Self-funded PhD Opportunities
Understanding The Psychobiological Mechanisms That Influence Binge Drinking Behaviour
- Application end date: Applications accepted all year-round
- Funding Availability: Self-funded PhD students only
- Department: Department of Psychology
- PhD Supervisor: Dr Lorenzo Stafford, Dr Alistair Harvey, and Dr James Ost
Project code: PSYC3761018
Project in brief
The overall aims of this project are to examine the mechanisms that influence binge drinking and to explore effective methods to reduce this harmful behaviour. To achieve these aims, the project has the following measurable objectives: 1) Complete experiments to isolate the internal mechanisms that influence binge drinking and its relation to alcohol sensitivity 2) Compare drinking behaviour between those low/high in alcohol sensitivity 3) Explore how novel alcohol warning labels influence binge drinking behaviour; 4) Using data from the previous experiments, develop and assess the accuracy of a screening tool to identify those at risk (i.e. less able to detect the effects of alcohol).
Project in detail

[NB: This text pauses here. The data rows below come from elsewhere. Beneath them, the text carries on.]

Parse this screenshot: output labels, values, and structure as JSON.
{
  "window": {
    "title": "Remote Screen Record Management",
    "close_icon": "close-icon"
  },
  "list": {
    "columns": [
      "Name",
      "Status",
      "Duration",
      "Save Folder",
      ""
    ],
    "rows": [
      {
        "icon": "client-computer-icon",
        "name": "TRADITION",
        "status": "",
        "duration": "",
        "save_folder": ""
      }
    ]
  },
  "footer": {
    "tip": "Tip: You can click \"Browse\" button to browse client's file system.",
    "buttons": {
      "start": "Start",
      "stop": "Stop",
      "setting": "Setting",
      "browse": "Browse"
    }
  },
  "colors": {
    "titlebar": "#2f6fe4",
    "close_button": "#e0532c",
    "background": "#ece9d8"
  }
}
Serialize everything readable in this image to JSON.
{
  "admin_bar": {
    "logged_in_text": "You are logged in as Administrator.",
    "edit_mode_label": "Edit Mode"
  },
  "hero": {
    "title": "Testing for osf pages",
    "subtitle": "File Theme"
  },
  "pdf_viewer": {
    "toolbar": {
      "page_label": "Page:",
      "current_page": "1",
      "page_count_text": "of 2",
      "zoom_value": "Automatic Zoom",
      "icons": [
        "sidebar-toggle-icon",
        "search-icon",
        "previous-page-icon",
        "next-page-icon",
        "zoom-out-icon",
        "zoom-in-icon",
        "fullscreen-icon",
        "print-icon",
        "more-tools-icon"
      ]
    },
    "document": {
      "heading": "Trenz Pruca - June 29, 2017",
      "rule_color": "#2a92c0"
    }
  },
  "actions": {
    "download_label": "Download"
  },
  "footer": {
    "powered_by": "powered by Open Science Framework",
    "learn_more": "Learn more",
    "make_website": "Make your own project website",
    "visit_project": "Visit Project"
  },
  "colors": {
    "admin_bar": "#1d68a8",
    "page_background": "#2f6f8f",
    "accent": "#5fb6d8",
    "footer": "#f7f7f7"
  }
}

The European Union has the highest alcohol consumption of any region in the world, with average daily consumption double the global average (WHO, 2012) which brings a number of serious health risks including liver cirrhosis, cancers and cardiovascular disease. In England alone, during 2013-4 there were over one million hospital admissions due to alcohol related problems; an amount that is rising steadily, in addition to the number of deaths associated to alcohol (HSCIC 2015). One particularly hazardous aspect of alcohol consumption is binge drinking, where large volumes of alcohol are consumed in a very short period of time, which increases the health and safety risks to the individual and costs to society. Understanding more about the mechanisms influencing this behaviour and the effectiveness of strategies to reduce binge drinking are the focus of this PhD programme. This project will use an experimental approach to examine the differences in individuals’ capacity to detect the sensory (including alcohol taste), behavioural (intoxicating) and cognitive (attention and memory) changes that occur during alcohol consumption. It will further reveal whether the speed of alcohol consumption differs as a function of alcohol sensitivity, which is important since the same quantity of alcohol drunk in a short versus longer period of time will have dramatically different effects on behaviour and cognition. The research will then test the effectiveness of using strong health warning labels in reducing binge drinking in both an experimental and field study. Finally, the data from these studies will help develop a screening test for individuals less sensitive to alcohol, thereby helping to identify those at an elevated risk. The project will therefore have significant theoretical and practical benefits. In terms of the latter, a central focus of the UK government’s alcohol strategy is to reduce binge drinking; this project will provide the science and the evidence to help achieve that aim.
Candidates must have a good honours degree or equivalent in a relevant subject or a master’s degree in an appropriate subject. Exceptionally, equivalent professional experience and/or qualifications will be considered. Please see the Key Facts section on your preferred research degree page for basic entry requirements.
Formal enquiries can be made to the faculty via the enquiry form on the subject specific pages.
How to Apply
To apply, please submityour CV, a one-page letter of application, two references, copies of any relevant qualifications and evidence of IELTS if required.
All applications should use our standard online application form and follow the instructions given under the ‘Research Degrees’ heading on the following webpages: http://www.port.ac.uk/application-fees-and-funding/applying-postgraduate/#rd.
When applying please note the project code – PSYC3761018
More information on research in the Department of Psychology can be found here: http://www.port.ac.uk/postgraduate-research/psychology/